Over 500 libraries have now requested Mobile Beacon hotspot product donations through TechSoup. After the Oakland Public Library placed a big donation request, we thought we'd call them to find out how it's going with their hotspot lending program. Here's what we found out.
The Oakland Public Library (OPL) is one of the large urban public libraries in the San Francisco Bay Area. It has 17 locations, a significant African American Museum and Library, and a large tool lending library as well. TechSoup for Libraries recently reported on the library's innovative Ready, Set, Connect! program, which provides technology career training to local teens in cooperation with the nonprofit Community Technology Network.
OPL's Check Out the Internet Program
I chatted with OPL's Celia Jackson, children's librarian at West Oakland Branch Library. She has been watching with interest how the hotspot loan program has been going. Her branch is one of three locations that piloted the library's Check Out the Internet program.
All the locations chosen serve the poorer parts of Oakland, which is the fourth most ethnically diverse city in the United States. Just over a quarter of the population live under the poverty line. Most poor residents are under the age of 18, and many don't have broadband at home, just like the 33 percent of Americans nationwide that don't have access at home.
Jackson says that she loves working in West Oakland, having come from a small New England town with little diversity. "I'm in a very diverse place. We're right across the street from the historic Black Panthers headquarters. It's fun to see the Black Panther tours come through."
Why the Library Got Interested in Hotspots
Library Director Gerry Garzon said this in the press release that announced the program:
With this new program, we hope to reach youth who might not have access to the internet at home, people who need access to apply for a job or housing, or just anyone who wants to connect in all the ways that many of us take for granted. We live in a diverse community with a variety of information needs, and bringing solutions from the library out to where folks are is part of the OPL mission.
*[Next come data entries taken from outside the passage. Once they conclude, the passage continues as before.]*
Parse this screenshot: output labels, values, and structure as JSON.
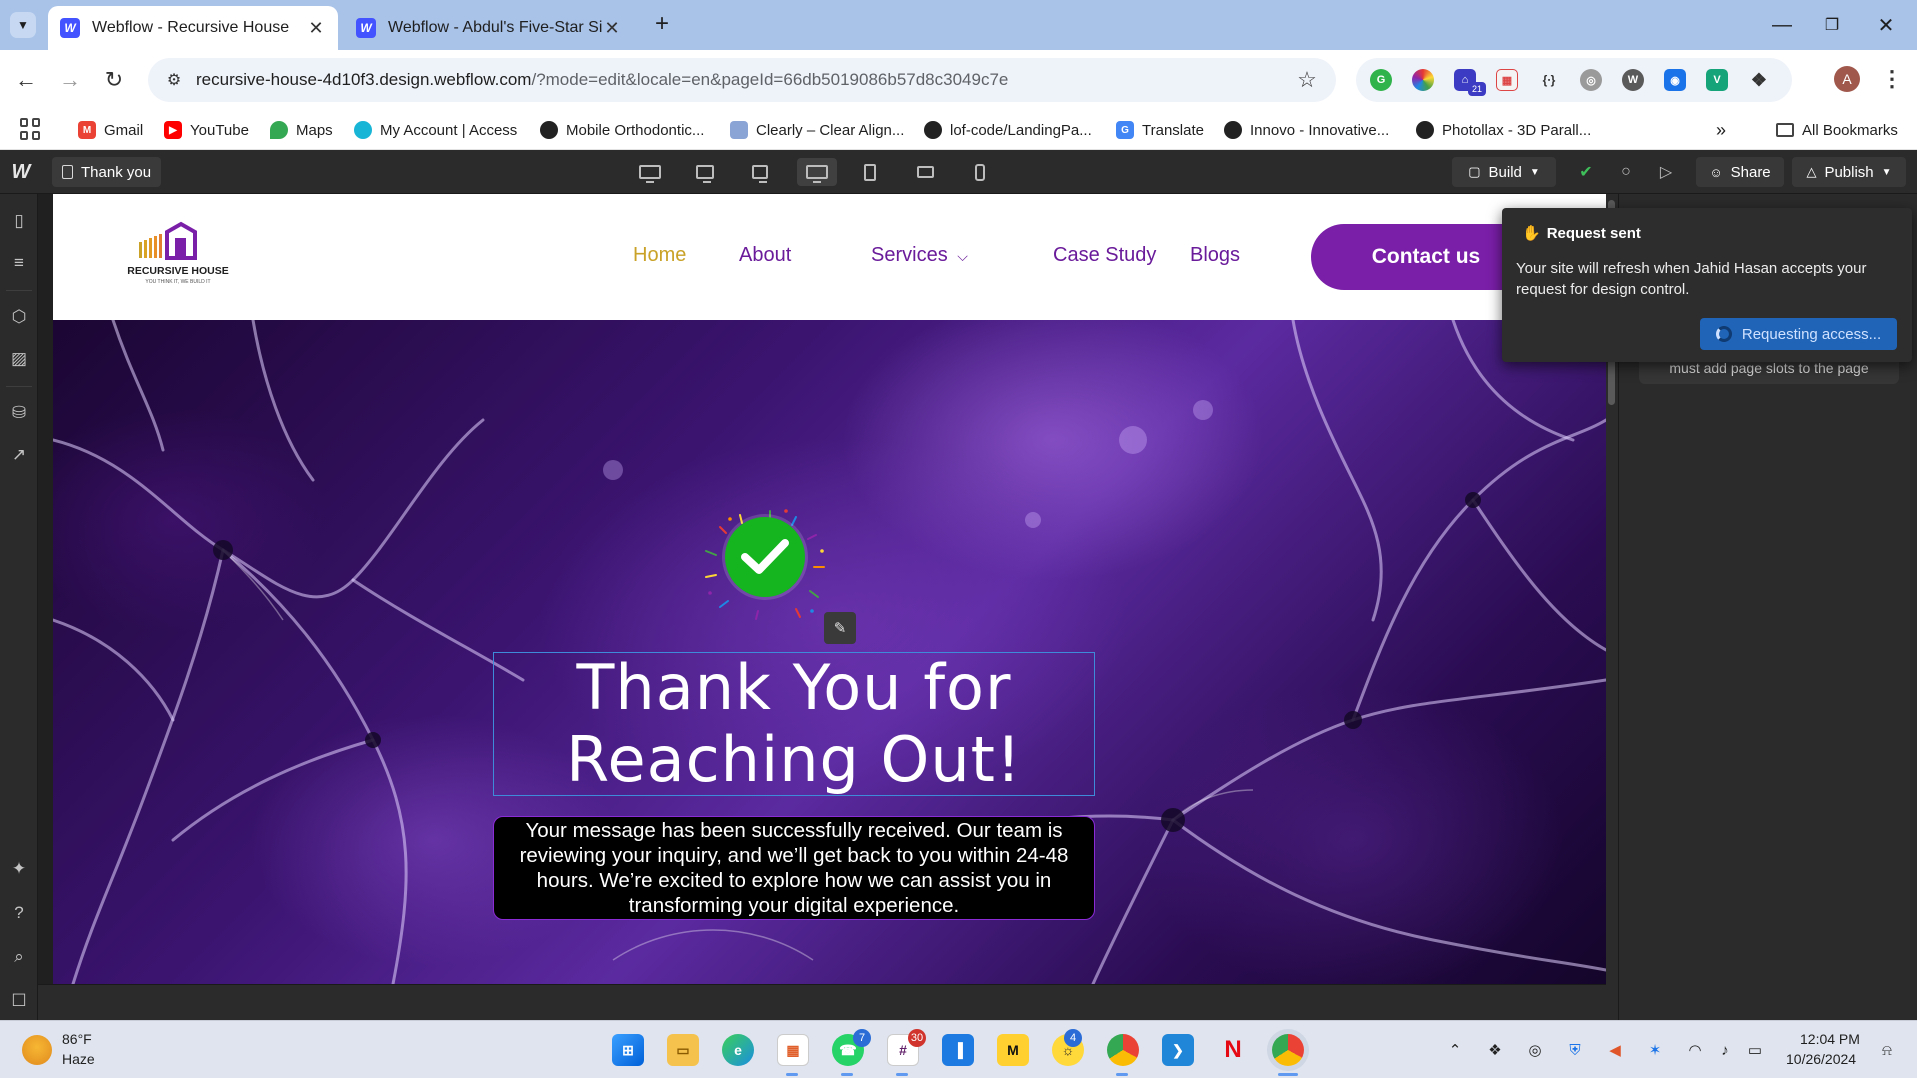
{
  "browser": {
    "tabs": [
      {
        "title": "Webflow - Recursive House",
        "favicon": "W",
        "active": true
      },
      {
        "title": "Webflow - Abdul's Five-Star Site",
        "favicon": "W",
        "active": false
      }
    ],
    "url_host": "recursive-house-4d10f3.design.webflow.com",
    "url_rest": "/?mode=edit&locale=en&pageId=66db5019086b57d8c3049c7e",
    "avatar_letter": "A",
    "extension_badge": "21",
    "bookmarks": [
      {
        "label": "Gmail",
        "icon": "gmail-icon",
        "color": "#ea4335"
      },
      {
        "label": "YouTube",
        "icon": "youtube-icon",
        "color": "#ff0000"
      },
      {
        "label": "Maps",
        "icon": "maps-icon",
        "color": "#34a853"
      },
      {
        "label": "My Account | Access",
        "icon": "access-icon",
        "color": "#19b5d6"
      },
      {
        "label": "Mobile Orthodontic...",
        "icon": "globe-icon",
        "color": "#222222"
      },
      {
        "label": "Clearly – Clear Align...",
        "icon": "clearly-icon",
        "color": "#8aa4d6"
      },
      {
        "label": "lof-code/LandingPa...",
        "icon": "github-icon",
        "color": "#222222"
      },
      {
        "label": "Translate",
        "icon": "translate-icon",
        "color": "#4285f4"
      },
      {
        "label": "Innovo - Innovative...",
        "icon": "globe-icon",
        "color": "#222222"
      },
      {
        "label": "Photollax - 3D Parall...",
        "icon": "globe-icon",
        "color": "#222222"
      }
    ],
    "all_bookmarks": "All Bookmarks"
  },
  "designer": {
    "page_name": "Thank you",
    "build_label": "Build",
    "share_label": "Share",
    "publish_label": "Publish",
    "right_panel_note": "must add page slots to the page"
  },
  "site": {
    "logo_text": "RECURSIVE HOUSE",
    "logo_tagline": "YOU THINK IT, WE BUILD IT",
    "nav": [
      {
        "label": "Home",
        "active": true
      },
      {
        "label": "About",
        "active": false
      },
      {
        "label": "Services",
        "active": false,
        "dropdown": true
      },
      {
        "label": "Case Study",
        "active": false
      },
      {
        "label": "Blogs",
        "active": false
      }
    ],
    "contact_label": "Contact us",
    "heading": "Thank You for Reaching Out!",
    "message": "Your message has been successfully received. Our team is reviewing your inquiry, and we’ll get back to you within 24-48 hours. We’re excited to explore how we can assist you in transforming your digital experience.",
    "colors": {
      "brand_purple": "#7a1fa8",
      "active_nav": "#c9a227",
      "success_green": "#14b51f"
    }
  },
  "toast": {
    "title": "Request sent",
    "body": "Your site will refresh when Jahid Hasan accepts your request for design control.",
    "button": "Requesting access..."
  },
  "taskbar": {
    "temperature": "86°F",
    "condition": "Haze",
    "time": "12:04 PM",
    "date": "10/26/2024",
    "badges": {
      "whatsapp": "7",
      "slack": "30",
      "messenger": "4"
    }
  }
}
Celia Jackson told me that the need for home broadband was pretty evident, especially among young patrons. She describes it as an "aching need to be connected," particularly when the library is not open.
How Patrons Use Hotspots
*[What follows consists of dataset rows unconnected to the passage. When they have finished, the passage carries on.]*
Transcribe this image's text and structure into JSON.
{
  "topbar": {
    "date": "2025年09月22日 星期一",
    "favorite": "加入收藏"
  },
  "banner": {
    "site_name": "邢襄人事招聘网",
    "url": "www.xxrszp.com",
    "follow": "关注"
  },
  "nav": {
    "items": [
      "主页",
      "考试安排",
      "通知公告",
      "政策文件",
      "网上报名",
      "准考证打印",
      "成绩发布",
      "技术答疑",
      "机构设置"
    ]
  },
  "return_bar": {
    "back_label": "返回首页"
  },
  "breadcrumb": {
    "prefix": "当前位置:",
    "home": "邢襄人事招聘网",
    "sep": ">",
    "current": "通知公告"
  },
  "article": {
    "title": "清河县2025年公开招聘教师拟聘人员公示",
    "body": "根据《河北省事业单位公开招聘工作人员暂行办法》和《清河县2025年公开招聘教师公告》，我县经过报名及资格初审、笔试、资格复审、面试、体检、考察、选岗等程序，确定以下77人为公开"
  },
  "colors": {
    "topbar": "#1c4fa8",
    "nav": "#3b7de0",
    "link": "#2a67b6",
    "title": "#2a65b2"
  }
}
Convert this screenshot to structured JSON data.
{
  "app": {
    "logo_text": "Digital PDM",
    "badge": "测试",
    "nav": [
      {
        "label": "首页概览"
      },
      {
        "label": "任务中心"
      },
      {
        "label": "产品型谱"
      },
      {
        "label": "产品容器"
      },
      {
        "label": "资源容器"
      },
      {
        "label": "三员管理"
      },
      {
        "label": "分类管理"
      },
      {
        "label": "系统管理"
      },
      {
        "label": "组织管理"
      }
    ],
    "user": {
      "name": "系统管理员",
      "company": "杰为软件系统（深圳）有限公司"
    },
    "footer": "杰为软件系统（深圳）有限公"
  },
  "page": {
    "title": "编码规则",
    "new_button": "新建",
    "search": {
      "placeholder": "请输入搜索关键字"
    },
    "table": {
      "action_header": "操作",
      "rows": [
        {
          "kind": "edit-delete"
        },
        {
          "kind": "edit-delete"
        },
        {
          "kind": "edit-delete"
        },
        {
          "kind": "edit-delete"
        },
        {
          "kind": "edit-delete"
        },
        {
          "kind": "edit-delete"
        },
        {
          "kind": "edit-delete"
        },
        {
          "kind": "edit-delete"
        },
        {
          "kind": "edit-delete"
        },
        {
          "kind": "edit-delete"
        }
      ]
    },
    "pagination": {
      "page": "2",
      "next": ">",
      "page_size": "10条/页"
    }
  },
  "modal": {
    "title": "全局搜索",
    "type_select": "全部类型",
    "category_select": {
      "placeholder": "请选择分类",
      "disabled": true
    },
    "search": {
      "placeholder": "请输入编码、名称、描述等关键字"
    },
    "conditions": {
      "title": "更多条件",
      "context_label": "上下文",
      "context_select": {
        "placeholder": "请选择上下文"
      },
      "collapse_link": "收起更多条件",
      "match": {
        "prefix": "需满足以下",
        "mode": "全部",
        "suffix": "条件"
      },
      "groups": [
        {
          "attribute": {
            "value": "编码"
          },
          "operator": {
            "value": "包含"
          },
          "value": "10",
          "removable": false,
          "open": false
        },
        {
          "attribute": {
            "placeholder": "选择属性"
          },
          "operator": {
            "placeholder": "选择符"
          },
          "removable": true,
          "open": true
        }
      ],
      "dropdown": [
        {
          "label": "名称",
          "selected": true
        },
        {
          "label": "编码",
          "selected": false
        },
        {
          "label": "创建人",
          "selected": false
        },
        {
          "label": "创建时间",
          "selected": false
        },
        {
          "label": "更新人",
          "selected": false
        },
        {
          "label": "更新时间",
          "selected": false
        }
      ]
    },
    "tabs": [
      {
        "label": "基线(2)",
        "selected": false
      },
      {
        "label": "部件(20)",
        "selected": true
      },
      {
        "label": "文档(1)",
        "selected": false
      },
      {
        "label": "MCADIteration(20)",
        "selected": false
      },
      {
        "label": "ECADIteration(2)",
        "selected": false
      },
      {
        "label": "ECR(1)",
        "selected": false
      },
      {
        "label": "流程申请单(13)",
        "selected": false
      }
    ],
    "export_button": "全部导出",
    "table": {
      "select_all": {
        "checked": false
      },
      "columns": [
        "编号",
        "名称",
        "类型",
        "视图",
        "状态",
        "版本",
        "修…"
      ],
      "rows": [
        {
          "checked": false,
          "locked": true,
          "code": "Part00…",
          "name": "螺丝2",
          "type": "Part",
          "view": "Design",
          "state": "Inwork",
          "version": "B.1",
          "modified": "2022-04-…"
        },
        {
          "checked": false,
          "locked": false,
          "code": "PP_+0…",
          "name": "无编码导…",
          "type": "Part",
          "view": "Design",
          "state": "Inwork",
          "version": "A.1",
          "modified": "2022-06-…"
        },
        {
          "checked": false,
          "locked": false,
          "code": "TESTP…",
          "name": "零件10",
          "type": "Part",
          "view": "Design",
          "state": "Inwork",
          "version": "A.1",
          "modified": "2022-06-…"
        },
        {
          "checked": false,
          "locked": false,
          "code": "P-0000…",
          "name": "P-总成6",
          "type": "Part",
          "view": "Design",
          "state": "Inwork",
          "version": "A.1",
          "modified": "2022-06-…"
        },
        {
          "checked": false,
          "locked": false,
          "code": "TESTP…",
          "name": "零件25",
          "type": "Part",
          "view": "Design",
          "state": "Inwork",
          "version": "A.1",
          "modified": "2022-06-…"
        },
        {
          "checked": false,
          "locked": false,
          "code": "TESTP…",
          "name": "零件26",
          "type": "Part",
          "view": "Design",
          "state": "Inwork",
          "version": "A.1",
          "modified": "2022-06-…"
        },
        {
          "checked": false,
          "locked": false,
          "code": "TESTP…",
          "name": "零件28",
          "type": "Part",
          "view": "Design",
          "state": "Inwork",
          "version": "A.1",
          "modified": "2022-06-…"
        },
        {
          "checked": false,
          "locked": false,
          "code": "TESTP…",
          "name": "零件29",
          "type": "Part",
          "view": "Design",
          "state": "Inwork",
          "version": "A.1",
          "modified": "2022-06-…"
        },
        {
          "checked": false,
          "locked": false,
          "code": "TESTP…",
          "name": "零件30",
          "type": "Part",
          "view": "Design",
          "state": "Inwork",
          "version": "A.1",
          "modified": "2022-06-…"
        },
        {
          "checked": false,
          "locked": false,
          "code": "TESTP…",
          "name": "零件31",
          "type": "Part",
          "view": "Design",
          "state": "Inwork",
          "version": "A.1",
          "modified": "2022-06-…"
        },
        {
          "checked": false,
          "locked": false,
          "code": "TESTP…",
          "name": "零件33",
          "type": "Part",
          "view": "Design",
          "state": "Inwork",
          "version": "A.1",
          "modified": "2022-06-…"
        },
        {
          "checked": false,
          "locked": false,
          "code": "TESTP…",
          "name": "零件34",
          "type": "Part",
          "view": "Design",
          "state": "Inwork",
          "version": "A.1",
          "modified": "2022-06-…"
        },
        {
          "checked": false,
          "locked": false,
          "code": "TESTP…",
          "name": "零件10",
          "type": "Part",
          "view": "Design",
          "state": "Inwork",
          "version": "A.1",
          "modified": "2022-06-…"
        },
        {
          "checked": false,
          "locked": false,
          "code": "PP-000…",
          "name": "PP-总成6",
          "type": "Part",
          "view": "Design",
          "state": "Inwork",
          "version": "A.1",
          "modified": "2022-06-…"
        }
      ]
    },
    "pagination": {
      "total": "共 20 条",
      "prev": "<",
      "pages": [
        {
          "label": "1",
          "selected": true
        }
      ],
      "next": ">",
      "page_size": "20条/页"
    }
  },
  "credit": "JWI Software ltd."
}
Jackson told me that when patrons first see the flyer about Check Out the Internet, they are amazed that they can check out a hotspot for three weeks. There is a vigorous demand for them. Her library opened the pilot with 15 hotspots in circulation but quickly found that they have enough demand for at least 50. Jackson reports that people tell her that they use their mobile Internet for several different things:
- Starting a business
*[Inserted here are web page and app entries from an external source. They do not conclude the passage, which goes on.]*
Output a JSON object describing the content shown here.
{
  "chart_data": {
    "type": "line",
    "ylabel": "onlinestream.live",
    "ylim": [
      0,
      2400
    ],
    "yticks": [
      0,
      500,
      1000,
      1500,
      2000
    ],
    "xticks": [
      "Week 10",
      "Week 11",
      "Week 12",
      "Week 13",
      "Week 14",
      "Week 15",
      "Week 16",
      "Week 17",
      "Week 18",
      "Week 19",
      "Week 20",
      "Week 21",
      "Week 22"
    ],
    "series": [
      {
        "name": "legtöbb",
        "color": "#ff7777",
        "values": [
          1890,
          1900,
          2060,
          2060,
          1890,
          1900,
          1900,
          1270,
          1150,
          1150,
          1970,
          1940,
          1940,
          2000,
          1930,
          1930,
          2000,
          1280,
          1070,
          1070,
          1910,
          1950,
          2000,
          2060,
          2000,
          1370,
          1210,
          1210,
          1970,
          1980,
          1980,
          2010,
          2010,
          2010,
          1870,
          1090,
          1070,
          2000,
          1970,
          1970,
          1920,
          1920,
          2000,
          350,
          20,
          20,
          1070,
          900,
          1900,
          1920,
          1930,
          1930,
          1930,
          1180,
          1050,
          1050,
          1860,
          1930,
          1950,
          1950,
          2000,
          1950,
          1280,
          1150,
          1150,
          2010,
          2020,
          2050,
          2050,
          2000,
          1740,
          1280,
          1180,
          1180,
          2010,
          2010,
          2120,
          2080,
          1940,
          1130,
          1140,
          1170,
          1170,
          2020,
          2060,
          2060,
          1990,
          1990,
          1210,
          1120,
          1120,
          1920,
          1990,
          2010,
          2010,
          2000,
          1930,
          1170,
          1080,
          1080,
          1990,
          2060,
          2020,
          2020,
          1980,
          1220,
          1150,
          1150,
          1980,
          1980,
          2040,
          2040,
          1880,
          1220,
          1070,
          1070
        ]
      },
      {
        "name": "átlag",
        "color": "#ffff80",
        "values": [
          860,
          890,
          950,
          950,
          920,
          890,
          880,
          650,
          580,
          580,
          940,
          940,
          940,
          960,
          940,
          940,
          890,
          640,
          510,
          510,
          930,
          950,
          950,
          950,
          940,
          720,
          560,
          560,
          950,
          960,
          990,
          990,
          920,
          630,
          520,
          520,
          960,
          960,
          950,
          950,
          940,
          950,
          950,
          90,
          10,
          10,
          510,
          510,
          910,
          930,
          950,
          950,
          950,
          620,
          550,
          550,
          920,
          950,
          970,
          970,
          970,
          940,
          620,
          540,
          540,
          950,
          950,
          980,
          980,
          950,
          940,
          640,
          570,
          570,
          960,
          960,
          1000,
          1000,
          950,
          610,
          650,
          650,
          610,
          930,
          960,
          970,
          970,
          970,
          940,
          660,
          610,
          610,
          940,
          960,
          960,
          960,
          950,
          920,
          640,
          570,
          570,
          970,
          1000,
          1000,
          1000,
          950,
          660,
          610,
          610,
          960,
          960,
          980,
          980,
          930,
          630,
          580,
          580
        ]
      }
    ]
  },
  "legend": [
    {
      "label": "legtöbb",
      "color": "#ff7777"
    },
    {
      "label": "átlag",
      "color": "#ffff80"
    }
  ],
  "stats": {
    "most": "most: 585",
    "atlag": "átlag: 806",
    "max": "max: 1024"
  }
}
- Taking them on trips
- Streaming media
- Watching soccer
- Sharing connectivity with friends
The Coolness Factor
As a children's librarian, Jackson is naturally interested in how her young patrons react to the hotspots they can take home. She says there's a "coolness factor on hotspots: 10- or 11-year-olds are a hard audience, but they really want the hotspots. They can wire themselves and their friends up. Being able to hook up friends and family is empowering to them."
Jackson says. "The hotspots are an unqualified success. They are very intuitive and easy to use." She also reports that patrons are reluctant to return them. When the library gets the hotspots back, the patrons get right back on the list, even though there is a two- to three-week wait. One headache, however, has been getting the charging cords back with the hotspots.
How the Program Got Going and How It Works
Check Out the Internet started with an initial grant from the Friends of the Oakland Public Library. The program is moving from its pilot phase to more permanent implementation with the addition of more Mobile Beacon hotspots from TechSoup.
The library checks hotspots out like other circulation items with a three-week loan period. Patrons must have a library account without too many fines or a block on their account. Jackson finds that keeping the arrangement simple is helpful. She says, "I think the hotspot program elevates us in our patrons' eyes. We bring the library service right to the present day. They can't get enough of the hotspots."
Requesting Mobile Beacon Hotspot Product Donations Through TechSoup
Mobile Beacon hotspots provide 4G LTE broadband Internet connectivity for up to 10 computers or Wi-Fi-enabled smartphones and tablets. They work anywhere you can receive a Sprint signal.
This product donation is available to U.S. public libraries and nonprofits. A single hotspot is available for an $18.00 admin fee. Ten are available for a $108 admin fee. Each hotspot requires a Mobile Beacon 4G LTE service plan at the current nonprofit pricing of $120 for 12 months of unlimited service.